__Exercise goal__.
Copy out each line below verbatim, skipping any picture.

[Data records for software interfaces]
========================

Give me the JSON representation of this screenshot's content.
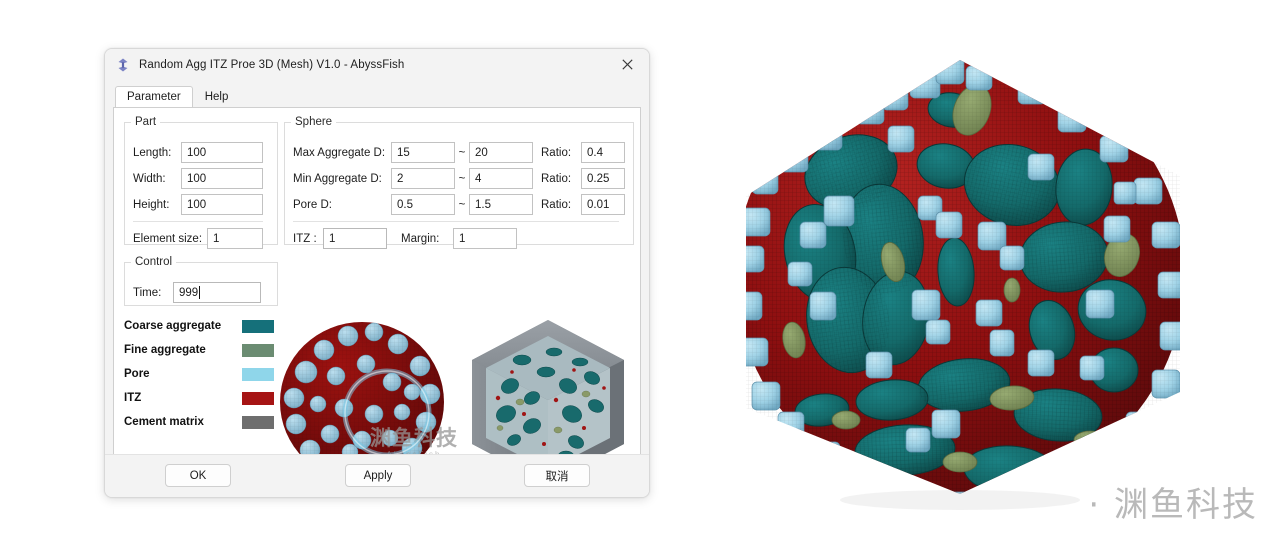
{
  "window": {
    "title": "Random Agg ITZ Proe 3D (Mesh) V1.0 - AbyssFish",
    "icon": "app-diamond-icon",
    "close_label": "×"
  },
  "tabs": [
    {
      "label": "Parameter",
      "active": true
    },
    {
      "label": "Help",
      "active": false
    }
  ],
  "part": {
    "legend": "Part",
    "length_label": "Length:",
    "length_value": "100",
    "width_label": "Width:",
    "width_value": "100",
    "height_label": "Height:",
    "height_value": "100",
    "element_size_label": "Element size:",
    "element_size_value": "1"
  },
  "sphere": {
    "legend": "Sphere",
    "tilde": "~",
    "ratio_label": "Ratio:",
    "rows": [
      {
        "label": "Max Aggregate D:",
        "min": "15",
        "max": "20",
        "ratio": "0.4"
      },
      {
        "label": "Min  Aggregate D:",
        "min": "2",
        "max": "4",
        "ratio": "0.25"
      },
      {
        "label": "Pore D:",
        "min": "0.5",
        "max": "1.5",
        "ratio": "0.01"
      }
    ],
    "itz_label": "ITZ :",
    "itz_value": "1",
    "margin_label": "Margin:",
    "margin_value": "1"
  },
  "control": {
    "legend": "Control",
    "time_label": "Time:",
    "time_value": "999"
  },
  "legend_items": [
    {
      "label": "Coarse aggregate",
      "color": "#15707a"
    },
    {
      "label": "Fine aggregate",
      "color": "#6b8c72"
    },
    {
      "label": "Pore",
      "color": "#8fd6ea"
    },
    {
      "label": "ITZ",
      "color": "#a61414"
    },
    {
      "label": "Cement matrix",
      "color": "#6e6e6e"
    }
  ],
  "buttons": [
    {
      "label": "OK",
      "name": "ok-button"
    },
    {
      "label": "Apply",
      "name": "apply-button"
    },
    {
      "label": "取消",
      "name": "cancel-button"
    }
  ],
  "previews": {
    "left_name": "aggregate-sphere-preview",
    "right_name": "mesh-cube-section-preview"
  },
  "watermarks": {
    "viewport_text": "· 渊鱼科技",
    "inner_cn": "渊鱼科技",
    "inner_en": "AbyssFish"
  },
  "model": {
    "name": "random-aggregate-itz-3d-model",
    "colors": {
      "itz": "#8e0f10",
      "itz_dark": "#6d0b0c",
      "itz_light": "#ad1a18",
      "coarse": "#146a6a",
      "coarse_dark": "#0e4c4c",
      "fine": "#7f935d",
      "pore": "#9fd2e6",
      "pore_dark": "#79b4cd"
    }
  }
}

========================

__Task answer__.
Give me the JSON representation of this screenshot's content.
{
  "window": {
    "title": "Random Agg ITZ Proe 3D (Mesh) V1.0 - AbyssFish",
    "icon": "app-diamond-icon",
    "close_label": "×"
  },
  "tabs": [
    {
      "label": "Parameter",
      "active": true
    },
    {
      "label": "Help",
      "active": false
    }
  ],
  "part": {
    "legend": "Part",
    "length_label": "Length:",
    "length_value": "100",
    "width_label": "Width:",
    "width_value": "100",
    "height_label": "Height:",
    "height_value": "100",
    "element_size_label": "Element size:",
    "element_size_value": "1"
  },
  "sphere": {
    "legend": "Sphere",
    "tilde": "~",
    "ratio_label": "Ratio:",
    "rows": [
      {
        "label": "Max Aggregate D:",
        "min": "15",
        "max": "20",
        "ratio": "0.4"
      },
      {
        "label": "Min  Aggregate D:",
        "min": "2",
        "max": "4",
        "ratio": "0.25"
      },
      {
        "label": "Pore D:",
        "min": "0.5",
        "max": "1.5",
        "ratio": "0.01"
      }
    ],
    "itz_label": "ITZ :",
    "itz_value": "1",
    "margin_label": "Margin:",
    "margin_value": "1"
  },
  "control": {
    "legend": "Control",
    "time_label": "Time:",
    "time_value": "999"
  },
  "legend_items": [
    {
      "label": "Coarse aggregate",
      "color": "#15707a"
    },
    {
      "label": "Fine aggregate",
      "color": "#6b8c72"
    },
    {
      "label": "Pore",
      "color": "#8fd6ea"
    },
    {
      "label": "ITZ",
      "color": "#a61414"
    },
    {
      "label": "Cement matrix",
      "color": "#6e6e6e"
    }
  ],
  "buttons": [
    {
      "label": "OK",
      "name": "ok-button"
    },
    {
      "label": "Apply",
      "name": "apply-button"
    },
    {
      "label": "取消",
      "name": "cancel-button"
    }
  ],
  "previews": {
    "left_name": "aggregate-sphere-preview",
    "right_name": "mesh-cube-section-preview"
  },
  "watermarks": {
    "viewport_text": "· 渊鱼科技",
    "inner_cn": "渊鱼科技",
    "inner_en": "AbyssFish"
  },
  "model": {
    "name": "random-aggregate-itz-3d-model",
    "colors": {
      "itz": "#8e0f10",
      "itz_dark": "#6d0b0c",
      "itz_light": "#ad1a18",
      "coarse": "#146a6a",
      "coarse_dark": "#0e4c4c",
      "fine": "#7f935d",
      "pore": "#9fd2e6",
      "pore_dark": "#79b4cd"
    }
  }
}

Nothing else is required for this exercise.